***** Records shown

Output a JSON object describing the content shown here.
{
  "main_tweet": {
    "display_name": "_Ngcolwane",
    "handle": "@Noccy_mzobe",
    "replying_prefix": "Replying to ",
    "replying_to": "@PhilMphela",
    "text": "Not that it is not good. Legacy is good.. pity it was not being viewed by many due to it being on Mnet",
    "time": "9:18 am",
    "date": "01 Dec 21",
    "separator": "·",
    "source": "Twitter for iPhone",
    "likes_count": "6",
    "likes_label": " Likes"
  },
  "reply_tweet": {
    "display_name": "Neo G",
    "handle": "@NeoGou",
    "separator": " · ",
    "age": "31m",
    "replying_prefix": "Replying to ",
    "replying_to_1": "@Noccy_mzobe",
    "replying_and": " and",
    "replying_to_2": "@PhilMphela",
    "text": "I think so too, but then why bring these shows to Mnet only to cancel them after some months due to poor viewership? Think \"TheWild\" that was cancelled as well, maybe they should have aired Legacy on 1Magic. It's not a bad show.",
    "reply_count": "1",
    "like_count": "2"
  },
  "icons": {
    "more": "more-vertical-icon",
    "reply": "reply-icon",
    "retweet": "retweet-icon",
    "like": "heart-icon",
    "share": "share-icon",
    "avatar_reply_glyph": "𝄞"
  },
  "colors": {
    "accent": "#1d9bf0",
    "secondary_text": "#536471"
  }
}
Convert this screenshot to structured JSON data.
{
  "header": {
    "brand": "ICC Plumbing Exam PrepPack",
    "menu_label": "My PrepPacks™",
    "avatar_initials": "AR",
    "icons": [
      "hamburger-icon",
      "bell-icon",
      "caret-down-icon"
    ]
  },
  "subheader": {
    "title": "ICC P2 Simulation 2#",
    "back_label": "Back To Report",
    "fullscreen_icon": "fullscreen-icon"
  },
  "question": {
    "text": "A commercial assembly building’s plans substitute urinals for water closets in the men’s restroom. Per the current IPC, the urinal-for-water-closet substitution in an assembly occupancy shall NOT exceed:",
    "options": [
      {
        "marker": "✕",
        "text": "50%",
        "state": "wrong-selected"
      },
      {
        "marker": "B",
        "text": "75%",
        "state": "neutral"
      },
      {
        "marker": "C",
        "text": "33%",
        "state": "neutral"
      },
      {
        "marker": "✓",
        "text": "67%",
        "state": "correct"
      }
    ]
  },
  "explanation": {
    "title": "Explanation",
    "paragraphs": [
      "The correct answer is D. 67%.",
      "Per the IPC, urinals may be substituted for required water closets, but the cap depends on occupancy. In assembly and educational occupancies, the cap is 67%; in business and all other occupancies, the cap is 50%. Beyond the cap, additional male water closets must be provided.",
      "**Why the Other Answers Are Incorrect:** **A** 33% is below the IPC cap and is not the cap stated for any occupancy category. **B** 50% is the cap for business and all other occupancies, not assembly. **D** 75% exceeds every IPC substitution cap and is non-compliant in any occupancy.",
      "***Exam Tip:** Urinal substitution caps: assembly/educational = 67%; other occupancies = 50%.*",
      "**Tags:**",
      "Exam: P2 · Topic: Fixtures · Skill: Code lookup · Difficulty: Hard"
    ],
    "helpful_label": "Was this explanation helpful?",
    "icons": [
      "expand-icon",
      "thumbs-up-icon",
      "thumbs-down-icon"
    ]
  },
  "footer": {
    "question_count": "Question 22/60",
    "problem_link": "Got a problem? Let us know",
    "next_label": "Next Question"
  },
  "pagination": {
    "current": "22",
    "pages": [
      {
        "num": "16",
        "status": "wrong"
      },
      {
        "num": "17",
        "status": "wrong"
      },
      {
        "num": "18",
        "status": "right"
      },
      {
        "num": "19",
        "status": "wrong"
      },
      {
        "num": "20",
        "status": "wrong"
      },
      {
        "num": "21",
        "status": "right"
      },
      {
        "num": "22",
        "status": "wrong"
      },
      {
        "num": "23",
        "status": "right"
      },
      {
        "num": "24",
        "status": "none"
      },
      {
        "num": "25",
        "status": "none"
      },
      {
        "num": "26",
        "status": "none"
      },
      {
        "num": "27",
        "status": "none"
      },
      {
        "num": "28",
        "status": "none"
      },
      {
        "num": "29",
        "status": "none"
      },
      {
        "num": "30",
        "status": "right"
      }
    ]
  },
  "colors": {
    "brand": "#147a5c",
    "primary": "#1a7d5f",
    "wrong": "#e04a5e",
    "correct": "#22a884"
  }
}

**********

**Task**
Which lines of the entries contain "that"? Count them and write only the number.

**Solution**
2